Now that you’re expecting, get ready to give some blood and on a regular basis. If the thought of the prick of a needle makes you feel light-headed now, by the end of your pregnancy and most certainly by the end of labor and delivery you will breeze through it like a pregnancy warrior. Blood tests are a standard part of your prenatal care. During your first prenatal appointment, your doctor or midwife will order a plethora of blood tests. You will be asked to give blood samples to test for:
- Blood Type – Your doctor or midwife needs to know your blood type in case a transfusion is needed during pregnancy or labor. Blood types are negative or positive and distinguished by a letter – type O, type A, type B, and type AB.
- Rh Factor – This test identifies your Rh status which means determining whether you have a certain protein on the surface of your red blood cells. This matters when you are pregnant only if you’re negative and your partner is positive. If this is the case, there is a chance your child will have inherited a positive Rh factor, in which case your body may react to your baby’s blood as if it’s a foreign substance, and could potentially kill the baby. The condition is treated with a series of vaccinations given late in pregnancy or right after birth.
- Iron Level – A blood test will also let you know if you have too little hemoglobin in your red blood cells. This is a sign of anemia. If you’re anemic, your doctor or midwife may recommend that you take an iron supplement and they will advise that you eat more iron rich foods. Getting tested for anemia will help you and your doctor or midwife decide whether your level of fatigue is normal or if you have an iron deficiency since fatigue is a symptom of both anemia and pregnancy.
- German measles (Rubella) – Most pregnant women are immune to German measles (also known as Rubella) because they have either received a vaccination or had the disease as a child. If you do not have immunity, your doctor or midwife will advise you to avoid anyone who has the infection. If you develop German measles during your pregnancy, it could cause severe birth defects in your baby such as blindness, deafness, and heart problems. Nowadays, German measles are rare in the United States.
- Hepatitis B – This disease more often than not shows no signs or symptoms, so a blood test is often the only way to find out for sure if you have it. If you pass this liver disease to your baby during your pregnancy or after birth, it could cause serious liver damage. If your baby is at risk for catching the infection from you, injections of antibodies will be given to the baby right after birth.
- Syphilis – A chronic infectious sexually transmitted disease which can be transmitted to a fetus and cause congenital and developmental problems in your baby if left untreated during pregnancy.

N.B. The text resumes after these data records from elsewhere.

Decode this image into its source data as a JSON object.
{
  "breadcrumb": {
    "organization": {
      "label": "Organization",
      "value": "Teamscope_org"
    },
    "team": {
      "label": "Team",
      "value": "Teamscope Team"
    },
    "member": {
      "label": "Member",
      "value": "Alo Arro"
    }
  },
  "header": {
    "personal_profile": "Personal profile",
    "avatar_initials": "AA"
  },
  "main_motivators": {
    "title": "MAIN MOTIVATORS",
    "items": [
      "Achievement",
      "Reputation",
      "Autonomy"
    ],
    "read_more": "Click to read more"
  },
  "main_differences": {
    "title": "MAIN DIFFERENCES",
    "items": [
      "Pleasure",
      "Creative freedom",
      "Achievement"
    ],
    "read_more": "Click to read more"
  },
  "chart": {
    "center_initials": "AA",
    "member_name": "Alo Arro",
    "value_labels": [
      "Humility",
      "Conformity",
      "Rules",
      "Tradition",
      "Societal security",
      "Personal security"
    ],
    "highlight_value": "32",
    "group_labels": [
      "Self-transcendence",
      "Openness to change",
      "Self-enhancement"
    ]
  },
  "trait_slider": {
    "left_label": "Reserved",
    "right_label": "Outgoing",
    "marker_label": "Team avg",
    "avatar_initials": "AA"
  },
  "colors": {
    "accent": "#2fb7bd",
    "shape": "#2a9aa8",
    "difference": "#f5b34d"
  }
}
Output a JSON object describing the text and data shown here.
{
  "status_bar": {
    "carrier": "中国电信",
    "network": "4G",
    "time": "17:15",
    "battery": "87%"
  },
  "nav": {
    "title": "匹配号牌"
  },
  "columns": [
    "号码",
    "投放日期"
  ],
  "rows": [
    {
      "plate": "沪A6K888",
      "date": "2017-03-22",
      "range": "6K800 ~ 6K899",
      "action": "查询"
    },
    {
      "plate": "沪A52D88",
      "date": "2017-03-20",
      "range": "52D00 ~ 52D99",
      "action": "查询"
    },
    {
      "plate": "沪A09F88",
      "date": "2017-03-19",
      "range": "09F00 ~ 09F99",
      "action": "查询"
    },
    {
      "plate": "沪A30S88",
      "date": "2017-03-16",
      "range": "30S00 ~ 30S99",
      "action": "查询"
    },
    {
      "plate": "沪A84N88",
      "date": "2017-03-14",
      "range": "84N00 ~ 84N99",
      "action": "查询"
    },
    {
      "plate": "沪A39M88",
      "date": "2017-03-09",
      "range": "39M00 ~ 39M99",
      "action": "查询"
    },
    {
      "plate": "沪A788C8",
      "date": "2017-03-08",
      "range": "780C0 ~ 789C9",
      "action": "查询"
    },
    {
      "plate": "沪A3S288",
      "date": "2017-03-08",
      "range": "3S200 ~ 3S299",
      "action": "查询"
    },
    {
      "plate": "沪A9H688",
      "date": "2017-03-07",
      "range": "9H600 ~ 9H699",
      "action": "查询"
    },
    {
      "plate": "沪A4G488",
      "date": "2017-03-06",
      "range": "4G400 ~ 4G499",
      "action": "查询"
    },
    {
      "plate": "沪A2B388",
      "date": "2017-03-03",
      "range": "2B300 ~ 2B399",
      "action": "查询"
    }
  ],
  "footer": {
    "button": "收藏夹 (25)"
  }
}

You may be offered some optional tests to test for toxoplasmosis (an infection spread through cat feces), HIV, and hepatitis C. By testing for these early in pregnancy, your doctor or midwife can get the jump on any potential problems from the very beginning of your pregnancy.
Depending on your ethnic background and medical history, you may also be tested for three other conditions:
- Sickle cell anemia is an inherited chronic anemia caused by abnormally shaped red blood cells. Sickle cell anemia is common to populations of African descent. When carefully monitored, women with sickle cell anemia can give birth to healthy babies.
- Tay-Sachs disease is a genetic disorder carried by an estimated one in 30 Eastern European Jews; babies born with Tay-Sachs lack an essential enzyme which is needed to break down certain lipids, resulting in death early in childhood.
- Thalassemia is an inherited disorder of hemoglobin in red blood cells, characterized by anemia and found in individuals of Mediterranean, African-American or Southeast Asian ancestry.
Later in your pregnancy around weeks 16 to 18, your doctor or midwife will offer several other screening blood tests, such as the triple screen test, which looks for signs of any birth defects, and the glucose tolerance test, which monitors your blood sugar level and checks for gestational diabetes.